TASK DATA –
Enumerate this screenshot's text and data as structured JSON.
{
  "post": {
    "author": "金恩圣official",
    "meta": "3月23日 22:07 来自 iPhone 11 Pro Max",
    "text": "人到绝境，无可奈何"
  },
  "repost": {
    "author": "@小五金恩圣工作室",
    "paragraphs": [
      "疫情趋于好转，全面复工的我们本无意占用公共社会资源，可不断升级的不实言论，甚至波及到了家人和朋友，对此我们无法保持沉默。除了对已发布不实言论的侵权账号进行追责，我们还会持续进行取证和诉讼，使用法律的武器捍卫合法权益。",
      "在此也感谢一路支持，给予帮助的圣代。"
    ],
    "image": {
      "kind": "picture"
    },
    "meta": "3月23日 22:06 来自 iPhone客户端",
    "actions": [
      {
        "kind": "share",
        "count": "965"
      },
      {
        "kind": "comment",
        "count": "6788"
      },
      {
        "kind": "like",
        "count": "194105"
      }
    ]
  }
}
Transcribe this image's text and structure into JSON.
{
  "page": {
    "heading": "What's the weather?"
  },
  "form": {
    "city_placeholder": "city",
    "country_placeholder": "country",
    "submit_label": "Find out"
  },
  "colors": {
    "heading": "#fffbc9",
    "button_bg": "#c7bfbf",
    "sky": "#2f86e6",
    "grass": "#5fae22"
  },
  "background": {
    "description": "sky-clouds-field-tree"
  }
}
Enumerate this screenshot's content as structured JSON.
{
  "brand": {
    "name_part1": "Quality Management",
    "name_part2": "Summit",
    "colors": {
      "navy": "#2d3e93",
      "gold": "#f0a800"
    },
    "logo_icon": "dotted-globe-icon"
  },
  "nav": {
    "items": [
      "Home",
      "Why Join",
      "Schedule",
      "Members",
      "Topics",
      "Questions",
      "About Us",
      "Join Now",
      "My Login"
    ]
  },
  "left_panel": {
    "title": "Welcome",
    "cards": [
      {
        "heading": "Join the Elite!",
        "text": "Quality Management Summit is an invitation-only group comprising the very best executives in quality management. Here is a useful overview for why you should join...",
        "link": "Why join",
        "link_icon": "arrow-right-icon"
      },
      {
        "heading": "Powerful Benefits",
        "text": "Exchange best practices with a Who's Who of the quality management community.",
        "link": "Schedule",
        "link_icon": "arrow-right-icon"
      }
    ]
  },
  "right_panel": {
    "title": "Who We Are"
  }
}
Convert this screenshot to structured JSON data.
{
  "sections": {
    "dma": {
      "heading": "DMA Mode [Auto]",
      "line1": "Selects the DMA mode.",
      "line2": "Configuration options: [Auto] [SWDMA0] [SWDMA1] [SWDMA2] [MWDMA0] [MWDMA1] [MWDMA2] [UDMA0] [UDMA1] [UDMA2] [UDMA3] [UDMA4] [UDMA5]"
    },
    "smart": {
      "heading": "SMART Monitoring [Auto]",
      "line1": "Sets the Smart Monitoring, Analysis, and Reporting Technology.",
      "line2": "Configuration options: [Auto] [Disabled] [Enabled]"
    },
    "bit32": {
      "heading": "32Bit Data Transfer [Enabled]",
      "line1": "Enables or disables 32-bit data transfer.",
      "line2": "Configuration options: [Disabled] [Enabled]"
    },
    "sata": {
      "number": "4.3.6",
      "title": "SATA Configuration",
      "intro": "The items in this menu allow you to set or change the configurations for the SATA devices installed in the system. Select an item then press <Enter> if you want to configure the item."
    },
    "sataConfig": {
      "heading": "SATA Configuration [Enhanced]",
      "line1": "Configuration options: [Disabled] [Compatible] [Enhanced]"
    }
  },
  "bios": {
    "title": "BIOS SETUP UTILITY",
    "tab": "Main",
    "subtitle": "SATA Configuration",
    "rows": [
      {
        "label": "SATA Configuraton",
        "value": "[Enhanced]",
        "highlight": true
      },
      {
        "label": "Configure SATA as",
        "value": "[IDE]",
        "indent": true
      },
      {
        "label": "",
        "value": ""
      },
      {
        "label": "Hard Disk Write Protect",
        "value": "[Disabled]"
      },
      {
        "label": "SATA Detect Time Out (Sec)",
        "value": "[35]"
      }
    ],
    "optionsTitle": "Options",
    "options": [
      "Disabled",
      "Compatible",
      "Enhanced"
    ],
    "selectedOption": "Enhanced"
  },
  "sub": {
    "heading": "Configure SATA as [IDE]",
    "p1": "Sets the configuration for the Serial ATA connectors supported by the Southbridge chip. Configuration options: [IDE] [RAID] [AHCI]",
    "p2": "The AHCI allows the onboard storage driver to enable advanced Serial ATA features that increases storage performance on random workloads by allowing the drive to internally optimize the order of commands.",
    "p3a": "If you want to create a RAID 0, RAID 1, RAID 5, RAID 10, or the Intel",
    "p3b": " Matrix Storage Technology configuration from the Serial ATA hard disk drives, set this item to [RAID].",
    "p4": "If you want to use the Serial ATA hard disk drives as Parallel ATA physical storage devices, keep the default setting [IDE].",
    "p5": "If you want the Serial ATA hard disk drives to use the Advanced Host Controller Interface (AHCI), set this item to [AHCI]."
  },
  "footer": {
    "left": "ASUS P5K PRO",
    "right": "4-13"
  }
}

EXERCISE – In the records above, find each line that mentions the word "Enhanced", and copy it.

THE COMPLETED TASK –
      "heading": "SATA Configuration [Enhanced]",
      "line1": "Configuration options: [Disabled] [Compatible] [Enhanced]"
        "value": "[Enhanced]",
      "Enhanced"
    "selectedOption": "Enhanced"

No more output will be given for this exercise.